What the exercise asks => What's needed: every entry, printed exactly, minus the images.

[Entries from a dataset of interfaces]
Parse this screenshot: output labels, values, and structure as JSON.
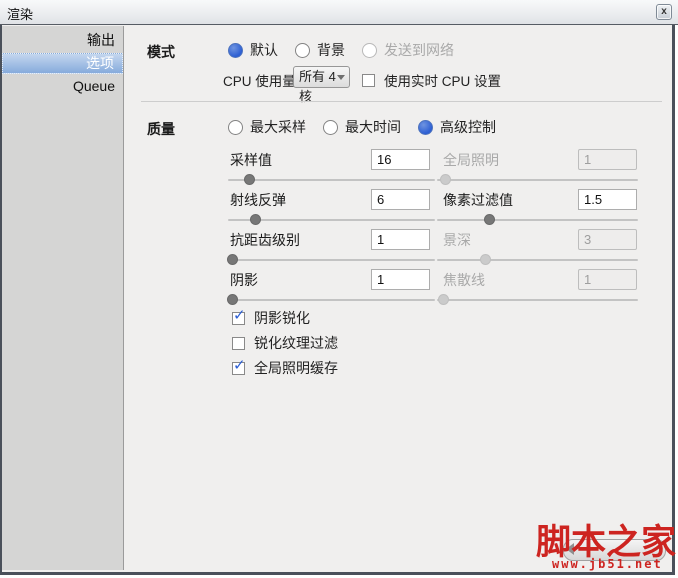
{
  "colors": {
    "accent": "#2d5fd3",
    "watermark": "#cd2420",
    "selection_top": "#c4d6ee",
    "selection_bottom": "#86abdc"
  },
  "window": {
    "title": "渲染",
    "close": "x"
  },
  "sidebar": {
    "items": [
      {
        "label": "输出",
        "selected": false
      },
      {
        "label": "选项",
        "selected": true
      },
      {
        "label": "Queue",
        "selected": false
      }
    ]
  },
  "mode": {
    "label": "模式",
    "options": [
      {
        "label": "默认",
        "selected": true,
        "disabled": false
      },
      {
        "label": "背景",
        "selected": false,
        "disabled": false
      },
      {
        "label": "发送到网络",
        "selected": false,
        "disabled": true
      }
    ],
    "cpu_label": "CPU 使用量",
    "cpu_value": "所有 4 核",
    "realtime_label": "使用实时 CPU 设置",
    "realtime_checked": false,
    "check_glyph": "✓"
  },
  "quality": {
    "label": "质量",
    "options": [
      {
        "label": "最大采样",
        "selected": false,
        "disabled": false
      },
      {
        "label": "最大时间",
        "selected": false,
        "disabled": false
      },
      {
        "label": "高级控制",
        "selected": true,
        "disabled": false
      }
    ],
    "sliders": [
      {
        "label": "采样值",
        "value": "16",
        "disabled": false,
        "pos": 10
      },
      {
        "label": "全局照明",
        "value": "1",
        "disabled": true,
        "pos": 4
      },
      {
        "label": "射线反弹",
        "value": "6",
        "disabled": false,
        "pos": 13
      },
      {
        "label": "像素过滤值",
        "value": "1.5",
        "disabled": false,
        "pos": 26
      },
      {
        "label": "抗距齿级别",
        "value": "1",
        "disabled": false,
        "pos": 2
      },
      {
        "label": "景深",
        "value": "3",
        "disabled": true,
        "pos": 24
      },
      {
        "label": "阴影",
        "value": "1",
        "disabled": false,
        "pos": 2
      },
      {
        "label": "焦散线",
        "value": "1",
        "disabled": true,
        "pos": 3
      }
    ],
    "checkboxes": [
      {
        "label": "阴影锐化",
        "checked": true
      },
      {
        "label": "锐化纹理过滤",
        "checked": false
      },
      {
        "label": "全局照明缓存",
        "checked": true
      }
    ]
  },
  "watermark": {
    "title": "脚本之家",
    "url": "www.jb51.net"
  }
}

Answer space =>
Parse this screenshot: output labels, values, and structure as JSON.
{
  "colors": {
    "accent": "#2d5fd3",
    "watermark": "#cd2420",
    "selection_top": "#c4d6ee",
    "selection_bottom": "#86abdc"
  },
  "window": {
    "title": "渲染",
    "close": "x"
  },
  "sidebar": {
    "items": [
      {
        "label": "输出",
        "selected": false
      },
      {
        "label": "选项",
        "selected": true
      },
      {
        "label": "Queue",
        "selected": false
      }
    ]
  },
  "mode": {
    "label": "模式",
    "options": [
      {
        "label": "默认",
        "selected": true,
        "disabled": false
      },
      {
        "label": "背景",
        "selected": false,
        "disabled": false
      },
      {
        "label": "发送到网络",
        "selected": false,
        "disabled": true
      }
    ],
    "cpu_label": "CPU 使用量",
    "cpu_value": "所有 4 核",
    "realtime_label": "使用实时 CPU 设置",
    "realtime_checked": false,
    "check_glyph": "✓"
  },
  "quality": {
    "label": "质量",
    "options": [
      {
        "label": "最大采样",
        "selected": false,
        "disabled": false
      },
      {
        "label": "最大时间",
        "selected": false,
        "disabled": false
      },
      {
        "label": "高级控制",
        "selected": true,
        "disabled": false
      }
    ],
    "sliders": [
      {
        "label": "采样值",
        "value": "16",
        "disabled": false,
        "pos": 10
      },
      {
        "label": "全局照明",
        "value": "1",
        "disabled": true,
        "pos": 4
      },
      {
        "label": "射线反弹",
        "value": "6",
        "disabled": false,
        "pos": 13
      },
      {
        "label": "像素过滤值",
        "value": "1.5",
        "disabled": false,
        "pos": 26
      },
      {
        "label": "抗距齿级别",
        "value": "1",
        "disabled": false,
        "pos": 2
      },
      {
        "label": "景深",
        "value": "3",
        "disabled": true,
        "pos": 24
      },
      {
        "label": "阴影",
        "value": "1",
        "disabled": false,
        "pos": 2
      },
      {
        "label": "焦散线",
        "value": "1",
        "disabled": true,
        "pos": 3
      }
    ],
    "checkboxes": [
      {
        "label": "阴影锐化",
        "checked": true
      },
      {
        "label": "锐化纹理过滤",
        "checked": false
      },
      {
        "label": "全局照明缓存",
        "checked": true
      }
    ]
  },
  "watermark": {
    "title": "脚本之家",
    "url": "www.jb51.net"
  }
}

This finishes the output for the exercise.